*Aim of the exercise*
When copying the records below, keep every word as it is and drop the images.

*Task material*
◆ ◆ ◆

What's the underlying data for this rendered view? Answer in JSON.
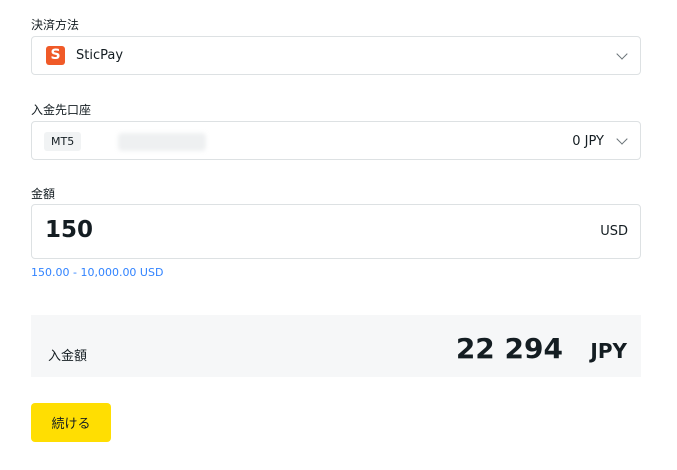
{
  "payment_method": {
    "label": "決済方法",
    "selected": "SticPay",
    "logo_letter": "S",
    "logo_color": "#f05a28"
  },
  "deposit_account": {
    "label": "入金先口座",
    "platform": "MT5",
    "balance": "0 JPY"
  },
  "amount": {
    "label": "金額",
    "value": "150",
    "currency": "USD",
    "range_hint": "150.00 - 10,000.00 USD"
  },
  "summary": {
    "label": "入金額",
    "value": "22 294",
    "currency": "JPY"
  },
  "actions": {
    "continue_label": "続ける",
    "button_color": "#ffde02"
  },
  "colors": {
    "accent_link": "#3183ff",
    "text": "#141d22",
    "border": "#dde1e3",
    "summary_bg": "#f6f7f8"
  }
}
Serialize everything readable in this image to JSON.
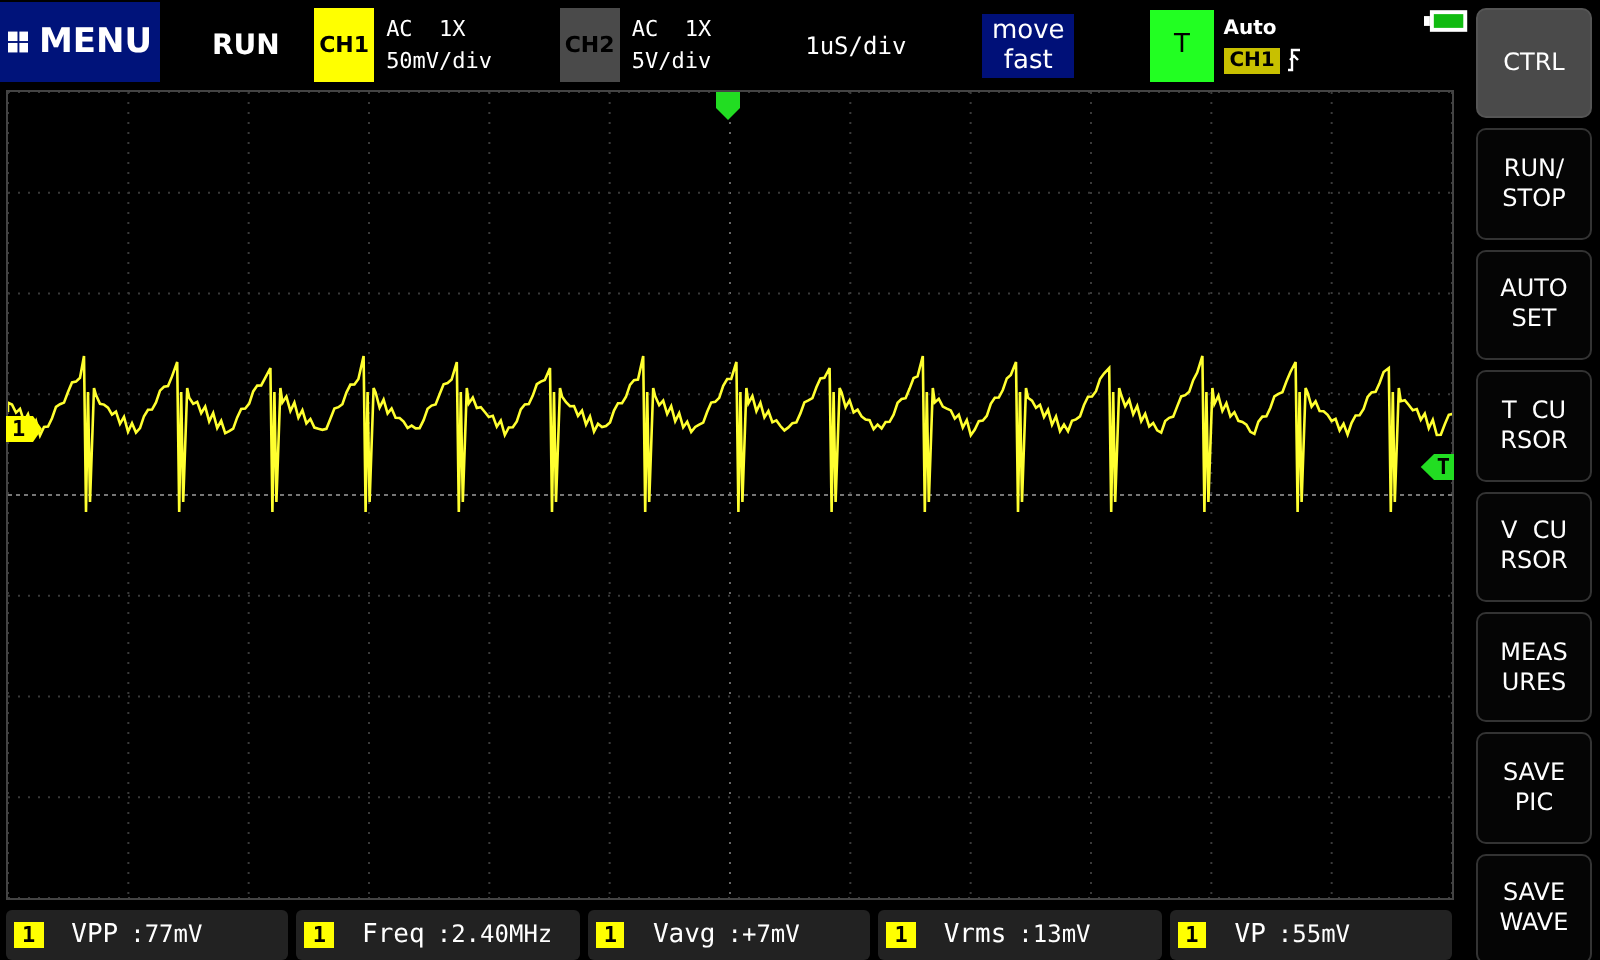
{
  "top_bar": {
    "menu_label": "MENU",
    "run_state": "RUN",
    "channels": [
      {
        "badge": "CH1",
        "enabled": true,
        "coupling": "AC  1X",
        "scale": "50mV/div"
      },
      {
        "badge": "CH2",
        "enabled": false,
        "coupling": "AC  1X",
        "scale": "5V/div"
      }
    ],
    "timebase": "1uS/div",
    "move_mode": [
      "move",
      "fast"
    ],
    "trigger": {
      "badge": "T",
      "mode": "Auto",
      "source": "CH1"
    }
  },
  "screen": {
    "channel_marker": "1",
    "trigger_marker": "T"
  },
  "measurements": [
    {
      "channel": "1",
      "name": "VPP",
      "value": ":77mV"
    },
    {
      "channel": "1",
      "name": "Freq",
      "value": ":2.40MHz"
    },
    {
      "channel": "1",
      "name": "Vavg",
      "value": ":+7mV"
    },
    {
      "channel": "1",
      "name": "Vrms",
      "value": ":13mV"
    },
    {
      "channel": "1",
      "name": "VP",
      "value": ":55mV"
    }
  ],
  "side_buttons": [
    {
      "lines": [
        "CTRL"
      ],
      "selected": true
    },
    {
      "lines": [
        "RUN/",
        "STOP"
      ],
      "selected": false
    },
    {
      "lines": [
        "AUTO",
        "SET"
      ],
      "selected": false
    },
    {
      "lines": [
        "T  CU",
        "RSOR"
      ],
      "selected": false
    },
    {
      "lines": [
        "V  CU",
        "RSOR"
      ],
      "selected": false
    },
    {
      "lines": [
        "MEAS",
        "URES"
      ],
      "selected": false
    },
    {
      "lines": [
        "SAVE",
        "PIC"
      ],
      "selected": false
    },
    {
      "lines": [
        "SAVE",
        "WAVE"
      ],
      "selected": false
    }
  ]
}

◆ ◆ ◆

*Written answer*
What's the underlying data for this rendered view? Answer in JSON.
{
  "payment_method": {
    "label": "決済方法",
    "selected": "SticPay",
    "logo_letter": "S",
    "logo_color": "#f05a28"
  },
  "deposit_account": {
    "label": "入金先口座",
    "platform": "MT5",
    "balance": "0 JPY"
  },
  "amount": {
    "label": "金額",
    "value": "150",
    "currency": "USD",
    "range_hint": "150.00 - 10,000.00 USD"
  },
  "summary": {
    "label": "入金額",
    "value": "22 294",
    "currency": "JPY"
  },
  "actions": {
    "continue_label": "続ける",
    "button_color": "#ffde02"
  },
  "colors": {
    "accent_link": "#3183ff",
    "text": "#141d22",
    "border": "#dde1e3",
    "summary_bg": "#f6f7f8"
  }
}
Serialize everything readable in this image to JSON.
{
  "top_bar": {
    "menu_label": "MENU",
    "run_state": "RUN",
    "channels": [
      {
        "badge": "CH1",
        "enabled": true,
        "coupling": "AC  1X",
        "scale": "50mV/div"
      },
      {
        "badge": "CH2",
        "enabled": false,
        "coupling": "AC  1X",
        "scale": "5V/div"
      }
    ],
    "timebase": "1uS/div",
    "move_mode": [
      "move",
      "fast"
    ],
    "trigger": {
      "badge": "T",
      "mode": "Auto",
      "source": "CH1"
    }
  },
  "screen": {
    "channel_marker": "1",
    "trigger_marker": "T"
  },
  "measurements": [
    {
      "channel": "1",
      "name": "VPP",
      "value": ":77mV"
    },
    {
      "channel": "1",
      "name": "Freq",
      "value": ":2.40MHz"
    },
    {
      "channel": "1",
      "name": "Vavg",
      "value": ":+7mV"
    },
    {
      "channel": "1",
      "name": "Vrms",
      "value": ":13mV"
    },
    {
      "channel": "1",
      "name": "VP",
      "value": ":55mV"
    }
  ],
  "side_buttons": [
    {
      "lines": [
        "CTRL"
      ],
      "selected": true
    },
    {
      "lines": [
        "RUN/",
        "STOP"
      ],
      "selected": false
    },
    {
      "lines": [
        "AUTO",
        "SET"
      ],
      "selected": false
    },
    {
      "lines": [
        "T  CU",
        "RSOR"
      ],
      "selected": false
    },
    {
      "lines": [
        "V  CU",
        "RSOR"
      ],
      "selected": false
    },
    {
      "lines": [
        "MEAS",
        "URES"
      ],
      "selected": false
    },
    {
      "lines": [
        "SAVE",
        "PIC"
      ],
      "selected": false
    },
    {
      "lines": [
        "SAVE",
        "WAVE"
      ],
      "selected": false
    }
  ]
}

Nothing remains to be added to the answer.